Asos

Land’s End

Correspondence Word Plot

Correspondence word plots seem to work best when there’s a relatively large amount of data with distinct clusters/topics. I decided to include these plots for only Forever21 data because the others don’t seem to shed much light on the data. This is mostly just another way to visualize the clusters/associations within the data.

Forever 21: Women’s

Conclusions

My intension when I first decided on this project was to see if I could elucidate what the consumer wants to buy using social media cues. The fashion and clothing business is a multibillion dollar industry, and being able to predict what the consumer wants would create a huge edge for any company. However, being ahead of the curve with fashion is still difficult even with powerful data analysis tools.

I had hoped that people would flock to Twitter to talk about things they wanted to buy or outfits they were wearing lately. However, people were more likely to post pictures or links to other sites, rather than use up their 140 characters on descriptions. Even verified accounts with ties to various Fashion Weeks had Twitter streams full of insignificant chatter. Which is probably just the nature of the beast – Twitter is definitely a major venue for those more fleeting, insubstantial thoughts. I was hoping to be the person who could pull the clearer image out of all of the static, but I suppose someone else would have done it before me if it was that simple.

Even looking at a single blog didn’t really give the information I wanted. Obviously person’s blog is going to be a reflection of self, which is interesting to look at. However, I wanted to gather information on global trends rather than the personal style of one person. Perhaps I should have thought to look at multiple blogs and combine them into one corpus for text analysis, but then the results would be dependent on the blogs that I chose.

The most revealing sources to look at were the retailers themselves. While I did include my conjectures as to what was going on in the above sections, there is no way to draw concrete conclusions on consumer trends.
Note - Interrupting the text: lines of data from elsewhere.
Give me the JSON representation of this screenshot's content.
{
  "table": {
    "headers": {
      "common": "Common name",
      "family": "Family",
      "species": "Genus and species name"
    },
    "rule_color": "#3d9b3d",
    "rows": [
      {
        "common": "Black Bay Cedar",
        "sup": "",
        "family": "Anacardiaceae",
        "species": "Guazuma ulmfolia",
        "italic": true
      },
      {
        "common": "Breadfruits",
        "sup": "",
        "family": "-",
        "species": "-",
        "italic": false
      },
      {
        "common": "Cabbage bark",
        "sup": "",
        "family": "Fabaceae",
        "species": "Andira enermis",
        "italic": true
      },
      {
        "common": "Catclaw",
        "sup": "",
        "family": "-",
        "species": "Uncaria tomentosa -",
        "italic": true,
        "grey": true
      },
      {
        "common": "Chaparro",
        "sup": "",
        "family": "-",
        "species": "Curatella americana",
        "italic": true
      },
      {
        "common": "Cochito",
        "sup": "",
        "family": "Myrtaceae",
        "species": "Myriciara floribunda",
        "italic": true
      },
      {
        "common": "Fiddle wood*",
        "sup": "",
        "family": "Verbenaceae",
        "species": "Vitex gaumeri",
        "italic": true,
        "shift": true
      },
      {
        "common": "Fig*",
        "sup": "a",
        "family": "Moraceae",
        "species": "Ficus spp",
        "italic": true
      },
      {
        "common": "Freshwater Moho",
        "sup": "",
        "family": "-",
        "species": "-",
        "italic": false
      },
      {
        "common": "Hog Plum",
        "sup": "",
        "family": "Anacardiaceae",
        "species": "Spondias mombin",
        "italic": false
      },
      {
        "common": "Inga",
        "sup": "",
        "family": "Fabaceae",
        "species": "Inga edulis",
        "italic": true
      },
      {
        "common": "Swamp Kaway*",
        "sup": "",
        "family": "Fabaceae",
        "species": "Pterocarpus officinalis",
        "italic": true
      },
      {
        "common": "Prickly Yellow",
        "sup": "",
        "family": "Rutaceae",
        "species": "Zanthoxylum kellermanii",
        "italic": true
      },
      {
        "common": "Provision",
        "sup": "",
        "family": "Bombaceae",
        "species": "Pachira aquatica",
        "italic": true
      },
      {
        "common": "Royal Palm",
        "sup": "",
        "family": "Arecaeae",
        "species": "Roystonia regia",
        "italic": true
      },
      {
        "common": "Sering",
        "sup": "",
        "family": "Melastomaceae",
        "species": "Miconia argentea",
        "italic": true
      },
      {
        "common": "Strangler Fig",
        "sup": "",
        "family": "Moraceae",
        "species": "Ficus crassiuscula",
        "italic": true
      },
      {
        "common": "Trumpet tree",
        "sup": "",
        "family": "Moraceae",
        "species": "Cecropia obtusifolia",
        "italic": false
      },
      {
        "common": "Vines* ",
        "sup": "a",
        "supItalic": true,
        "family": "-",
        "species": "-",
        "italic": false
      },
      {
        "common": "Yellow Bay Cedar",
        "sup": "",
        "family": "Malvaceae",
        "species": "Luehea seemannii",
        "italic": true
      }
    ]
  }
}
The problem is that looking at the retailers doesn’t not necessarily reflect what the consumer actually wants, just what the retailer thinks will sell. The things being offered might also just be a result of the company buying a large quantity of something without much purpose and needing to sell all of it, which would make that item appear frequently. There’s also no simple way for me to access the data on what’s selling the most either. The scraped information is interesting to look at, such as the differences between stores, but isn’t quite as marketable in terms of being able to predict what might happen next or knowing what’s on the consumer’s mind.

Next steps that might be able to give more concrete results would be to pull text from a variety of blogs and see if there are any outstanding trending topics across the entire body of work. Another possible interesting source would be fashion magazines, but I don’t think they publish all of their content online. I also think that this sort of analysis from the inside of a retailer would be much more interesting as there would probably also be meta-data on purchases that could be incorporated.

In the end, I think this project was extremely educational and thought-provoking, even though it was based on something superficial and materialistic. While it was frustrating that the problems was mostly that the perfect body of data doesn’t exist, I assume that that is a realistic part of data analysis.